But today, they are getting back to the fundamentals. I expect more funding for startups. I also expect more remittance hitting Nigeria. In short, the biggest export Nigeria has run for years now is the human capital. And those citizens reward the nation via remittance. I estimate about $1.8 billion – $2.2 billion monthly remittance into Nigeria. If that happens, that means more foreign currency will be in circulation, giving Naira a breathing space.
Our total remittance as a nation is always at parity with the total executed national budget. In other words, even though we may have a budget of $30 billion, the execution is never 100%, and by the time you look at the percentage of execution, the number is always around the amount remitted into the economy from Nigerians living abroad. That remittance froze because the deal was not there: if you had sent $1,000 via Western Union last week, they would pay your family N384,000!
Hopefully, in two weeks, after they have adjusted to the new policy, Western Union will ask your bank to pay you $1,000 in cash or put the money in your dorm account. With that, more forex enters into Nigeria and more Nigerians in diasporas will have incentives to wire more.
“We are leaving no stone unturned to ensure that our customers instantly receive their transfers as cash (USD) or transfers into their domiciliary accounts. Our customers have the flexibility to choose the mode of receipt that suits them. It is strictly on their terms,” said a leading bank in Nigeria.
This new policy will attain a full steady state in late Q1 2021 as there are many backlogs for foreign currency that any immediate supply would be swallowed up quickly. Also, due to Christmas holiday coming, economic activity will slow down. But from March 2021, Naira will stabilize with the official and black rates fairly closer, provided Covid-19 does not add another shock in the crude oil market which may rattle the world oil demand.
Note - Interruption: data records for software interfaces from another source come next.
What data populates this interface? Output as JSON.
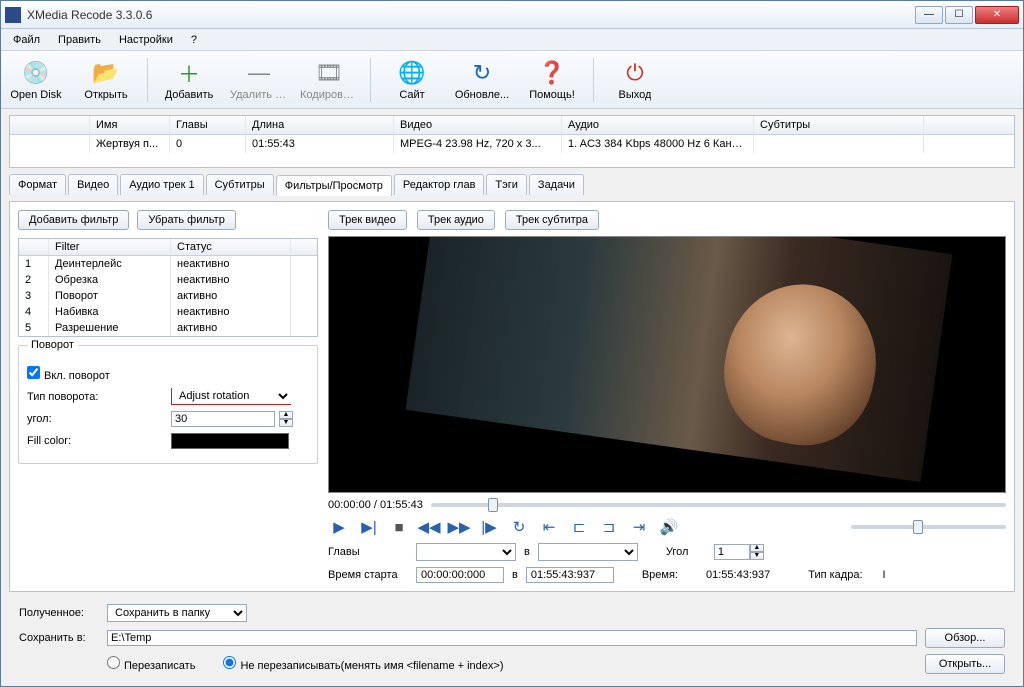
{
  "window": {
    "title": "XMedia Recode 3.3.0.6"
  },
  "menu": {
    "file": "Файл",
    "edit": "Править",
    "settings": "Настройки",
    "help": "?"
  },
  "toolbar": {
    "opendisk": "Open Disk",
    "open": "Открыть",
    "add": "Добавить",
    "remove": "Удалить ра...",
    "encode": "Кодировать",
    "site": "Сайт",
    "update": "Обновле...",
    "assist": "Помощь!",
    "exit": "Выход"
  },
  "filegrid": {
    "headers": {
      "name": "Имя",
      "chapters": "Главы",
      "length": "Длина",
      "video": "Видео",
      "audio": "Аудио",
      "subs": "Субтитры"
    },
    "row": {
      "name": "Жертвуя п...",
      "chapters": "0",
      "length": "01:55:43",
      "video": "MPEG-4  23.98 Hz,  720 x 3...",
      "audio": "1. AC3  384 Kbps  48000 Hz  6 Канал...",
      "subs": ""
    }
  },
  "tabs": {
    "format": "Формат",
    "video": "Видео",
    "audio": "Аудио трек 1",
    "subs": "Субтитры",
    "filters": "Фильтры/Просмотр",
    "chapters": "Редактор глав",
    "tags": "Тэги",
    "tasks": "Задачи"
  },
  "filter_panel": {
    "add_filter": "Добавить фильтр",
    "remove_filter": "Убрать фильтр",
    "headers": {
      "filter": "Filter",
      "status": "Статус"
    },
    "rows": [
      {
        "n": "1",
        "f": "Деинтерлейс",
        "s": "неактивно"
      },
      {
        "n": "2",
        "f": "Обрезка",
        "s": "неактивно"
      },
      {
        "n": "3",
        "f": "Поворот",
        "s": "активно"
      },
      {
        "n": "4",
        "f": "Набивка",
        "s": "неактивно"
      },
      {
        "n": "5",
        "f": "Разрешение",
        "s": "активно"
      }
    ],
    "group_title": "Поворот",
    "enable_rotate": "Вкл. поворот",
    "rotate_type_label": "Тип поворота:",
    "rotate_type_value": "Adjust rotation",
    "angle_label": "угол:",
    "angle_value": "30",
    "fillcolor_label": "Fill color:"
  },
  "preview": {
    "track_video": "Трек видео",
    "track_audio": "Трек аудио",
    "track_sub": "Трек субтитра",
    "time": "00:00:00 / 01:55:43",
    "chapters_label": "Главы",
    "in_label": "в",
    "angle_label": "Угол",
    "angle_value": "1",
    "start_label": "Время старта",
    "start_value": "00:00:00:000",
    "end_value": "01:55:43:937",
    "time_label": "Время:",
    "time_value": "01:55:43:937",
    "frame_label": "Тип кадра:",
    "frame_value": "I"
  },
  "footer": {
    "out_label": "Полученное:",
    "out_value": "Сохранить в папку",
    "save_label": "Сохранить в:",
    "path": "E:\\Temp",
    "browse": "Обзор...",
    "open": "Открыть...",
    "overwrite": "Перезаписать",
    "no_overwrite": "Не перезаписывать(менять имя <filename + index>)"
  }
}
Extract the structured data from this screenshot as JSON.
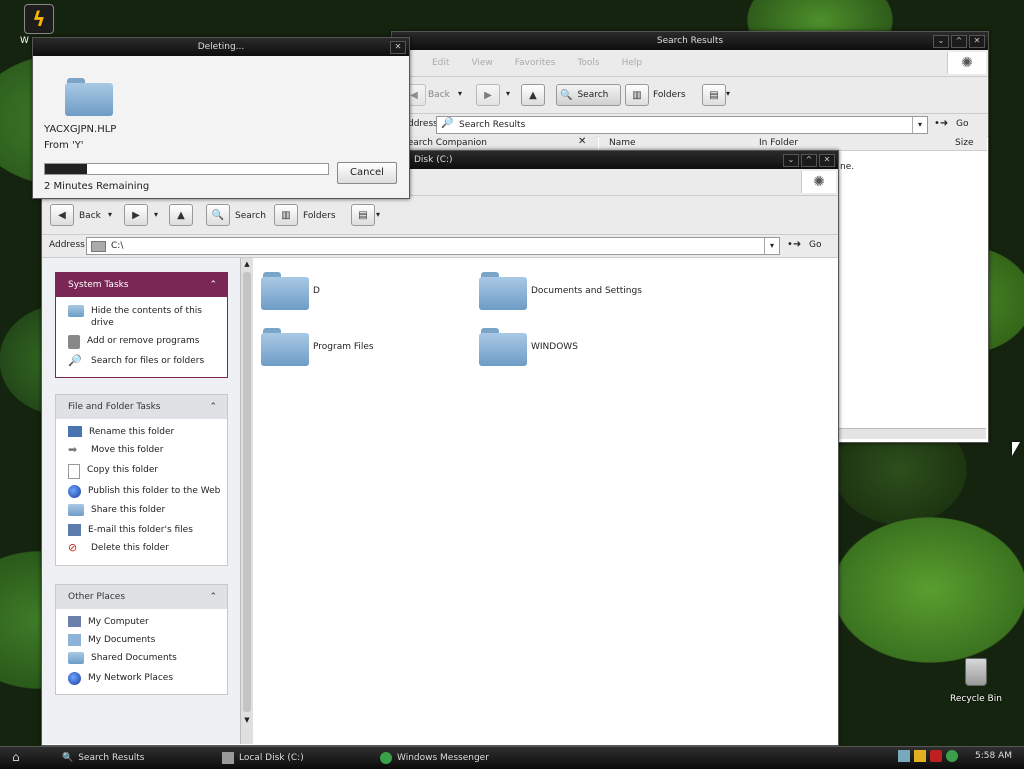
{
  "desktop": {
    "top_left_label": "W",
    "recycle_bin_label": "Recycle Bin"
  },
  "deleting_dialog": {
    "title": "Deleting...",
    "file_name": "YACXGJPN.HLP",
    "from_text": "From 'Y'",
    "progress": 0.15,
    "time_remaining": "2 Minutes Remaining",
    "cancel_label": "Cancel"
  },
  "search_window": {
    "title": "Search Results",
    "menu": [
      "Edit",
      "View",
      "Favorites",
      "Tools",
      "Help"
    ],
    "back_label": "Back",
    "search_label": "Search",
    "folders_label": "Folders",
    "address_label": "Address",
    "address_value": "Search Results",
    "go_label": "Go",
    "pane_title": "Search Companion",
    "columns": [
      "Name",
      "In Folder",
      "Size"
    ],
    "message": "ne."
  },
  "explorer_window": {
    "title": "Disk (C:)",
    "back_label": "Back",
    "search_label": "Search",
    "folders_label": "Folders",
    "address_label": "Address",
    "address_value": "C:\\",
    "go_label": "Go",
    "system_tasks": {
      "title": "System Tasks",
      "items": [
        "Hide the contents of this drive",
        "Add or remove programs",
        "Search for files or folders"
      ]
    },
    "file_folder_tasks": {
      "title": "File and Folder Tasks",
      "items": [
        "Rename this folder",
        "Move this folder",
        "Copy this folder",
        "Publish this folder to the Web",
        "Share this folder",
        "E-mail this folder's files",
        "Delete this folder"
      ]
    },
    "other_places": {
      "title": "Other Places",
      "items": [
        "My Computer",
        "My Documents",
        "Shared Documents",
        "My Network Places"
      ]
    },
    "folders": [
      "D",
      "Documents and Settings",
      "Program Files",
      "WINDOWS"
    ]
  },
  "taskbar": {
    "items": [
      "Search Results",
      "Local Disk (C:)",
      "Windows Messenger"
    ],
    "clock": "5:58 AM"
  },
  "colors": {
    "system_tasks_header": "#7a2756",
    "taskbar": "#1a1a1a",
    "titlebar": "#1a1a1a"
  }
}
As I write, crude oil prices are hitting to close a 5th week of gain; a $50 per barrel on Brent crude is just around the corner.
That it took CBN this long to do this is unfortunate. But we have to be happy because it has been done. Well done CBN.---